Judt, an NYU historian, sees the complexities in a slightly different way, though virtually everyone interviewed in the film appreciates the I-IV-V pattern everyone’s mind is free to improvise upon. While Wilkerson (and Perle, albeit in a much more priggish fashion) approaches the topic in a one hundred year sweep, Judt, himself a former soldier in the Israeli military, takes the very long view. “There’s always a relationship between collective past sufferings and present individual actions,” Judt points out, following with the almost counterintuitive notion that many groups – among them, the Palestinians – might make equal claim. Further, Judt, along with Mr. Levy, sees a danger to the state of Israel if the pattern continues. As Levy intimates, the vast majority of Jewish people are well to the left of, and quite more pacific than, the lobbying interests that toil in their name. This may be only slightly unfortunate for the archetypal east coast Jewish thinker, but, as Judt warns, it may cause damage in ways that transcend the psyche. Remember the Roman Empire, he apprises the audience. Judea, at one time, was just an annoyance. Once it went beyond that, the Romans ran roughshod over the colony and sacked the temple.
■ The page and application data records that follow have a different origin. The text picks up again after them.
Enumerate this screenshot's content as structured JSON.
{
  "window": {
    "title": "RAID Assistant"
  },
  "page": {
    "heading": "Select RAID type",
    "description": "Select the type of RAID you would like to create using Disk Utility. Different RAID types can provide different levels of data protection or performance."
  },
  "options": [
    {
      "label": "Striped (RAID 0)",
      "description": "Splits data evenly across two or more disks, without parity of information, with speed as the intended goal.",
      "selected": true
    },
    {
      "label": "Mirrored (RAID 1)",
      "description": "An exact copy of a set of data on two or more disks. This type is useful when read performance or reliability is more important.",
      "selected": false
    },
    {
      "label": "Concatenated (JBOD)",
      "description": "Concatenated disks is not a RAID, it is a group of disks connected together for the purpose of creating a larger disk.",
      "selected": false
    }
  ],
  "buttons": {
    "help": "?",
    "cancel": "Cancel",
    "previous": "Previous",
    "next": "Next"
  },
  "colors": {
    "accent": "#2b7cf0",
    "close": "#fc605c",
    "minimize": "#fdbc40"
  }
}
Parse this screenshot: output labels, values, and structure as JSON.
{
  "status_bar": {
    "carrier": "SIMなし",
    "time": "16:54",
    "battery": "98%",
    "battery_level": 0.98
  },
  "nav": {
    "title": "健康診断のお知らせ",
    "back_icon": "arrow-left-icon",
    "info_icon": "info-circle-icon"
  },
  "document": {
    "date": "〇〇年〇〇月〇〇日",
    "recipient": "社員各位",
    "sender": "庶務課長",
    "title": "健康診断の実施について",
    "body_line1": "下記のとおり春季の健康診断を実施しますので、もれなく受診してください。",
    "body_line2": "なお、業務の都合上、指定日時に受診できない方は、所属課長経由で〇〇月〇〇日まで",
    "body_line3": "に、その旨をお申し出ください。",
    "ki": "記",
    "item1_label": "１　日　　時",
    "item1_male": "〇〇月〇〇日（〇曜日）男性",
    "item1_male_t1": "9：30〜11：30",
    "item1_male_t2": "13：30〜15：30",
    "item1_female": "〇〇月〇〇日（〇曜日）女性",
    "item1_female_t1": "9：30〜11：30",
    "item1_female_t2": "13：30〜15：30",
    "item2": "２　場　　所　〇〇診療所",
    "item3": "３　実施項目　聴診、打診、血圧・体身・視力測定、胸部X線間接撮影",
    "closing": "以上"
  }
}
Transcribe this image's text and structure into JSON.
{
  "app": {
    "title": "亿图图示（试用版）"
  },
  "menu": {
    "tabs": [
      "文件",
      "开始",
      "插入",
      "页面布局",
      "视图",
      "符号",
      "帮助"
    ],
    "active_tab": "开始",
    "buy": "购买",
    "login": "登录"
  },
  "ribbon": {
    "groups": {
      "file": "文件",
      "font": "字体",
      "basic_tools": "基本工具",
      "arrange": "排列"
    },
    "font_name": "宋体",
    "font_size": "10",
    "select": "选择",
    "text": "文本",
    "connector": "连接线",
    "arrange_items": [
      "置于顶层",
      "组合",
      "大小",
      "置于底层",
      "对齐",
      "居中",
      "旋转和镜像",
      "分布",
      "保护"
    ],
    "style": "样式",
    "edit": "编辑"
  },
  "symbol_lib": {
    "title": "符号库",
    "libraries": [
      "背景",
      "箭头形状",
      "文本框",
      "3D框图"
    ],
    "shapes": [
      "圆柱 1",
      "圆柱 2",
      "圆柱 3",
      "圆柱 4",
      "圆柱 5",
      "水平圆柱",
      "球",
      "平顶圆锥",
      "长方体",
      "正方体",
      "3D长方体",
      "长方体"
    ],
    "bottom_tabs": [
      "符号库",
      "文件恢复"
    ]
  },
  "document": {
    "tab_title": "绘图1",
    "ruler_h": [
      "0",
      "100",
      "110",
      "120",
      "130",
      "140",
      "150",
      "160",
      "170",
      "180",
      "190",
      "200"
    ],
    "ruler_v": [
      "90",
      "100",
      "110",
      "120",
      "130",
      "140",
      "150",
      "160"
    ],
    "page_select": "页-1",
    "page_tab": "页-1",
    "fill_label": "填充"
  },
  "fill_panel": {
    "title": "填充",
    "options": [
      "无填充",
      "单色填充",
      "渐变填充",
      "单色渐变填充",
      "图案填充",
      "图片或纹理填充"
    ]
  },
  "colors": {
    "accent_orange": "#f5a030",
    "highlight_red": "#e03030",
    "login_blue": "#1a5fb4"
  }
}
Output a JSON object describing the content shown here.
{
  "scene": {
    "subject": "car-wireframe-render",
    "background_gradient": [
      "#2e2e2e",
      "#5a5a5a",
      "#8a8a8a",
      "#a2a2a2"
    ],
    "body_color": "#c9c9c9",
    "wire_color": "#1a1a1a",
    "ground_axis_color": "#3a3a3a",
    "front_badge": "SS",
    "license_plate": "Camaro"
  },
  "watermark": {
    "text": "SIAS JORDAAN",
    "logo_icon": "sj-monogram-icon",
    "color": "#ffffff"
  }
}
When America decides that oil is no longer the raison d’être for her existence, or that economic and international factors behoove her to distance herself from a state many consider a pariah, where does Israel turn?
VPRO deserves great credit for thoughtful filmmaking. Nothing resembling a Poundian screed turns up, and while cautious deliberation is evident, it does not fall victim to the sort of Jeremiads to which American audiences have become woefully accustomed.
There is precious little evidence to support the concept that, in the years to come, our lot in the Middle East will be any less tense, bloody, or shameful. What role AIPAC plays in that, as opposed to, say, Exxon-Mobil, may remain a mystery to those outside the halls of power. This should not excuse Americans, who are, in the end, the subject of this documentary, from having a reasoned discussion on the issue.
We may come to the verdict, as Mr. Perle might have it, that all is as it should be. On the other hand, the exhortations of Messrs Levy and Judt could find footing. Possibly Walt and Mearsheimer’s calculus is the one we should be listening to. Still yet, Colonel Wilkerson’s pragmatic assessment that, though it is nonsense that two countries ever coincidentally share eternal common interests, we are joined at the hip nonetheless, might win the day.
Whatever the conclusion, it is to our shame that the conversation remains a non-starter, one which the Dutch feel comfortable dealing with, while we play our fiddle with the chinrest in the sand.
The Israel Lobby
produced by Marije Meerman for VPRO public broadcasting, The Netherlands
2007, Color, 50 minutes
English & Dutch with English subtitles